The change has been greeted by students and educators alike, and many students who had opted to continue learning from home due to a variety of reasons are finally back in the classroom.

Missed school experience

“Given the circumstances, it made sense to be home for our classes. And there was a degree of freedom, because we could eat or take breaks whenever we wanted during the school. But I missed the personal interaction greatly, and it certainly made lessons less interesting in the absence of laboratory experiments we could do. I also really missed the sports,” Raza said. He completed Grades 8 and 9 through distance learning at Dunes International School.

“I am beginning Grade 10, and will hopefully be attending board exams this year. So it is good to be back. Teaching feels more effective when we can be in the classroom together,” he said.

Raza’s sister, Zoha, also began her sixth grade classes at the same school, after two years of full distance learning.

“The morning began with a prayer service, and we received a red carpet welcome from our teachers. It was so good to be meeting my friends again, and I am really looking forward to it all, especially my swimming lessons and dance classes,” she said.

Distance learning option

While some parents chose to keep their children at home over the last two years due to concerns about safety, others said it was less disruptive, given that classes often had to shift to distance learning when COVID-19 cases were detected. The requirement to shift to distance learning has now been relaxed, with schools only having to switch to distance learning if 15 per cent of the teachers and students are infected at the same time.

In addition, the Adek has once again allowed students aged 16 years and older who are unvaccinated to attend school in person; this student group had not been allowed to opt for in-person learning since last summer.

“Distance learning was effective and safe, so it seemed like a stable alternative till now. My son, Anuj, attended classes for Grade 5 and 6 online, whereas my daughter completed her first year of schooling – KG1 – through distance learning,” said Tejaswini Dolas, administrative executive and a mother-of-two from India.

“The week before classes resumed, the school held an orientation for parents, and it was reassuring to see all the safety measures in place. So I am delighted to sending my children back to school. In fact, my son told me it had been the best day of his life when he returned home today,” she added.

Excited educators

Educators were just as excited to be welcoming students to their classrooms.

“The pandemic kept us all away from the school but we are now [going back to] normality again.

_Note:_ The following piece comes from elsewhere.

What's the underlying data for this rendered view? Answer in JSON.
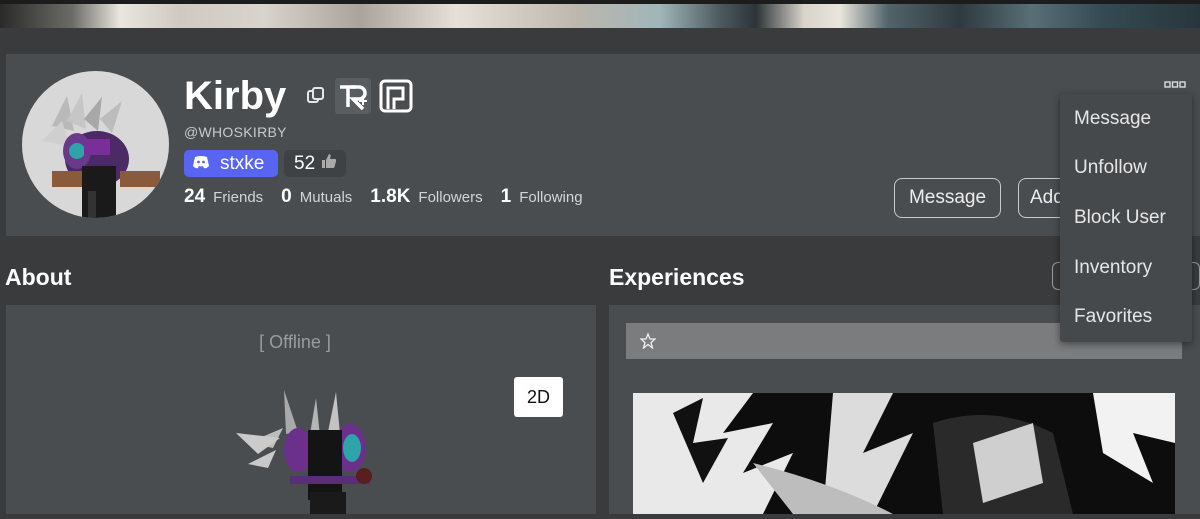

This is the ideal time to resume our academic activities with renewed vigour and vitality. I am very much overjoyed to welcome all our students back to school,” said Paramjit Ahluwalia, principal at Dunes International School.

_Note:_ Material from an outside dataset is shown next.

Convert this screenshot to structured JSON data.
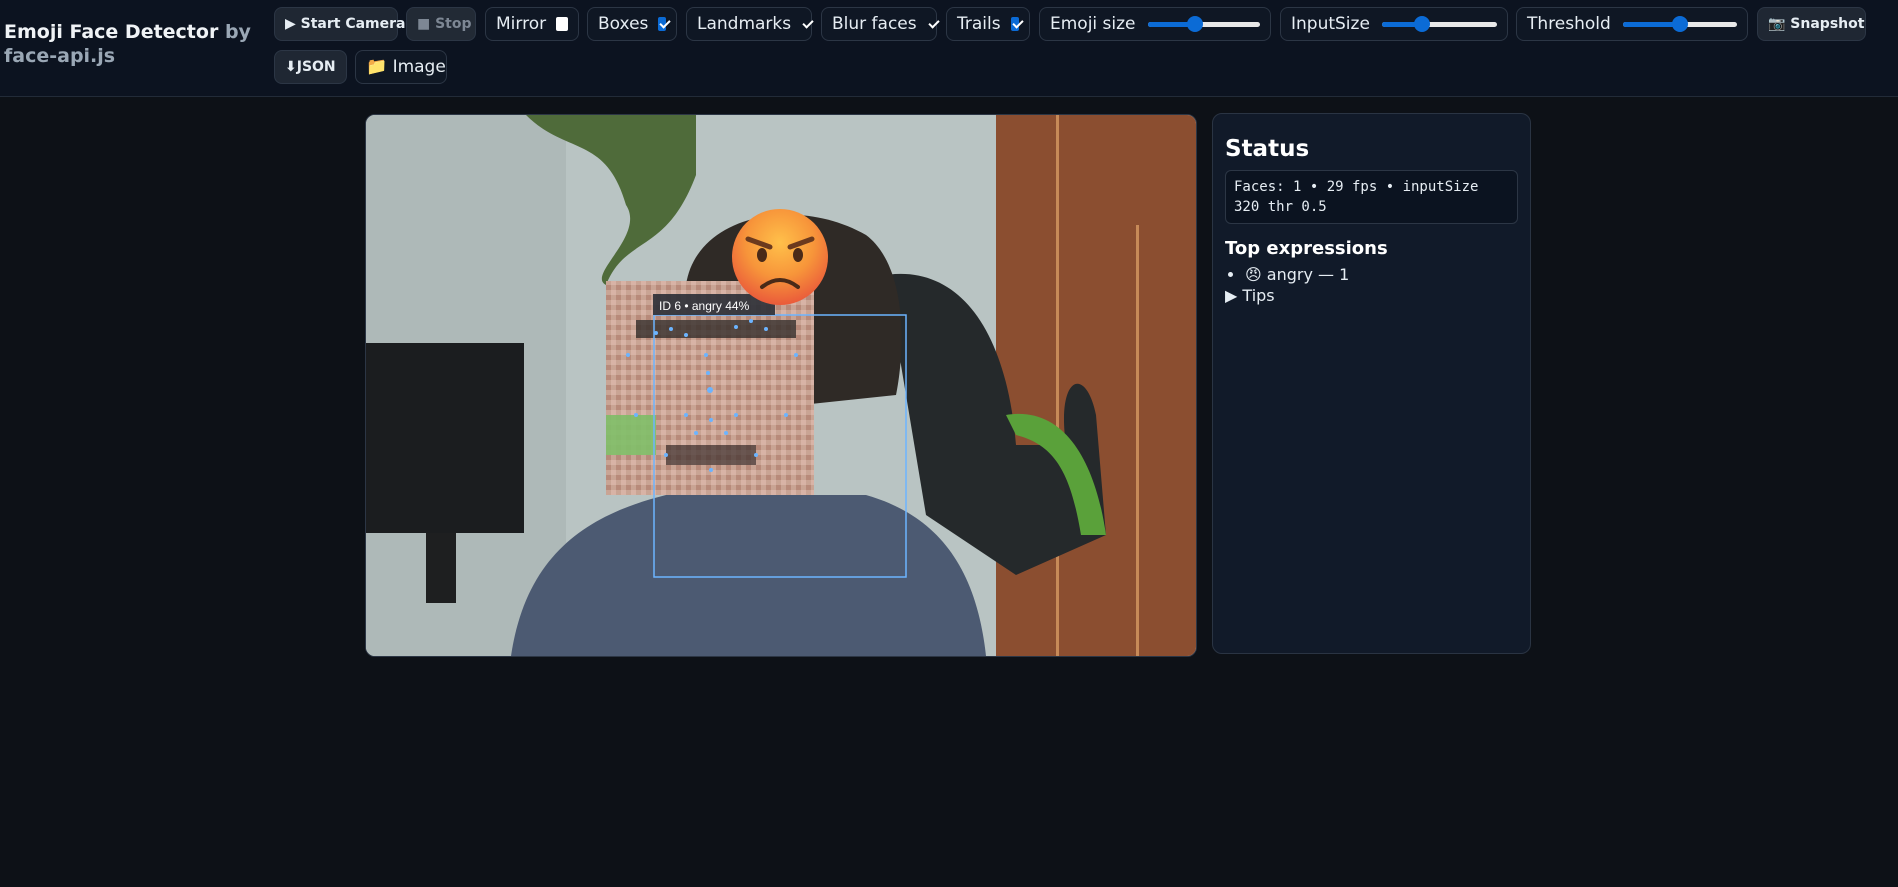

At the Gems American Academy, about 2.5 per cent of the 1,800-strong student body had opted for full-time distance learning since the start of the pandemic.

“We are glad to have everyone back, because it is good for learning, especially the kind of project-based learning that we offer. Classrooms are once again organised in spaces that are conducive for collaborative learning. In addition, we are happy to be able to involve parents in the learning process again,” said Robert Rinaldo, head of school.